BLOM, P. C. S., A. T. HØSTMARK, O. VAAGE, K. R. KARDEL, and S. MæHLUM. Effect of different post-exercise sugar diets on the rate of muscle glycogen synthesis. Med. Sci. Sports Exerc., Vol. 19, No. 5, pp. 491–496, 1987. The effect of repeated ingestions of fructose, sucrose, and various amounts of glucose on muscle glycogen synthesis during the first 6 h after exhaustive bicycle exercise was studied. Muscle biopsies for glycogen determination were taken before and after exercise, and every second hour during recovery. Blood samples for plasma glucose and insulin determination were taken before and after exercise, and every hour during recovery.
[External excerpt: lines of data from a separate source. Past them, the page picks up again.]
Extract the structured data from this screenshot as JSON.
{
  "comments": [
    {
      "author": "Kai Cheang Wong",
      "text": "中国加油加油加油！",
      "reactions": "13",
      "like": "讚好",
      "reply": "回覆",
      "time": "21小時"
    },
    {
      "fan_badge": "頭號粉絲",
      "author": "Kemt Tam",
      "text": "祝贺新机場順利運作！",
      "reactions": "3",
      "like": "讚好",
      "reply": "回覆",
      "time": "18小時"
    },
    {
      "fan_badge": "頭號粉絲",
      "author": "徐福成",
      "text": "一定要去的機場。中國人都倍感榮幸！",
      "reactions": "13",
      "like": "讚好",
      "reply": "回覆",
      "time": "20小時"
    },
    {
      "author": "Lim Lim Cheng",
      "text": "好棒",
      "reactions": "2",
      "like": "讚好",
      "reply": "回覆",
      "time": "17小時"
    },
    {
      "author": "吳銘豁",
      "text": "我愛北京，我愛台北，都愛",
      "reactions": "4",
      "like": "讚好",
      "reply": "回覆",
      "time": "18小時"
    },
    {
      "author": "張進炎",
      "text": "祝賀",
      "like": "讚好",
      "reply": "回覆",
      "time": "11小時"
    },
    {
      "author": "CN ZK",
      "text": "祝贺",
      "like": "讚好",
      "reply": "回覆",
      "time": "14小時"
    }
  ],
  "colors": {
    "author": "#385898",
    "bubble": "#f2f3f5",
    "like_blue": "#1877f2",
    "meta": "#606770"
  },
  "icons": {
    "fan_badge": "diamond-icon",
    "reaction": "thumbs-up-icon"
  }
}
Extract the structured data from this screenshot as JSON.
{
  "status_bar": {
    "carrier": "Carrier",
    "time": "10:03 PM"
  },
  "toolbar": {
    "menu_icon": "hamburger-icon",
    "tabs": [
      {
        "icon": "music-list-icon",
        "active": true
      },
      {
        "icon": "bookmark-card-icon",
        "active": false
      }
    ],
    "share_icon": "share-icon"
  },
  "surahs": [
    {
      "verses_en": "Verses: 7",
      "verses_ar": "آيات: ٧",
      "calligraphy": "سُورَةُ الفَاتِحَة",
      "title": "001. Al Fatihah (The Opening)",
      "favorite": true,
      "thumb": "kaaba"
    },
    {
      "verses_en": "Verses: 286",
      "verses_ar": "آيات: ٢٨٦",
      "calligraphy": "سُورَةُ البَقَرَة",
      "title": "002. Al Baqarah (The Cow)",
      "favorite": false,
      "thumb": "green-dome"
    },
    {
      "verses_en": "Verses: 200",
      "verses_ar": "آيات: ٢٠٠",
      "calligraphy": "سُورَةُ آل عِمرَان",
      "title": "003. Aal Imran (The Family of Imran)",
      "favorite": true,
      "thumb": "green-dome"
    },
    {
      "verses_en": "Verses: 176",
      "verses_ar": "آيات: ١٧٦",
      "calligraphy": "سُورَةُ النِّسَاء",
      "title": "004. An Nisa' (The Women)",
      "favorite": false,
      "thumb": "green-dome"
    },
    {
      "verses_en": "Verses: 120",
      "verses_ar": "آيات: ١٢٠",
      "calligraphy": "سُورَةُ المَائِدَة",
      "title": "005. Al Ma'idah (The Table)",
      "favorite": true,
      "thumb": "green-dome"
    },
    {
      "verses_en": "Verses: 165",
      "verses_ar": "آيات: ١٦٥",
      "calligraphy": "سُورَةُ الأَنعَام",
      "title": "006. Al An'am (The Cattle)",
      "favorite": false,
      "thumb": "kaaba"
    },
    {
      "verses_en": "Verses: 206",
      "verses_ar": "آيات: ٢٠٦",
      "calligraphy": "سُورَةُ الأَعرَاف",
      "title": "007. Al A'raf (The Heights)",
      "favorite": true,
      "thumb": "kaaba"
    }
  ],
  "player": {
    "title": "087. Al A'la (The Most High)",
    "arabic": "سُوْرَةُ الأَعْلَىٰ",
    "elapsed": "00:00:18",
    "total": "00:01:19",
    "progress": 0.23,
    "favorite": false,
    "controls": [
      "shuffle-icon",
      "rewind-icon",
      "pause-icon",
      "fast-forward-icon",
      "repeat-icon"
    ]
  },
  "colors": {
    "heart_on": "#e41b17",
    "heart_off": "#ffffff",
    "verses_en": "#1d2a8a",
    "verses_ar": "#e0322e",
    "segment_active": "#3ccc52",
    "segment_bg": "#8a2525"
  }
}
When 0.35 (low glucose: A‘ = 5), 0.70 (medium glucose: N = 5), or 1.40 (high glucose: N = 5) g · kg-1 body weight of glucose were given orally at 0, 2, and 4 h after exercise, the rates of glycogen synthesis were (mean ± SE) 2.1 ± 0.5,5.8 ± 1.0, and 5.7 ± 0.9 mmol· kg-1 · h-1, respectively. When O.70 g · kg-1 body weight of sucrose (medium sucrose: N= 5), or fructose (medium fructose: N = 7) was ingested accordingly, the rates were 6.2 ± 0.5 and 3.2 ± 0.7 mmol · kg-1 · h-1. Average plasma glucose levels during recovery were similar in low glucose, medium glucose, and high glucose groups (5.76 ± 0.24, 6.31 ± 0.64, and 6.52 ± 0.24 mM), while average plasma insulin levels were higher with higher glucose intake (16 ± 1, 21 ± 3, and 38 ± 4μ · ml-1). The results suggest that: (i) the rate of post-exercise muscle glycogen synthesis increases with increasing oral glucose intake, up to a maximum rate of approximately 6 mmol · ·kg-1 · h-1; (ii) fructose ingestion produces a slower rate of glycogen resynthesis than glucose and sucrose ingestion; and (iii) the plasma insulin level does not correlate with the rate of post-exercise muscle glycogen synthesis (r = 0.41, P = 0.25)

©1987The American College of Sports Medicine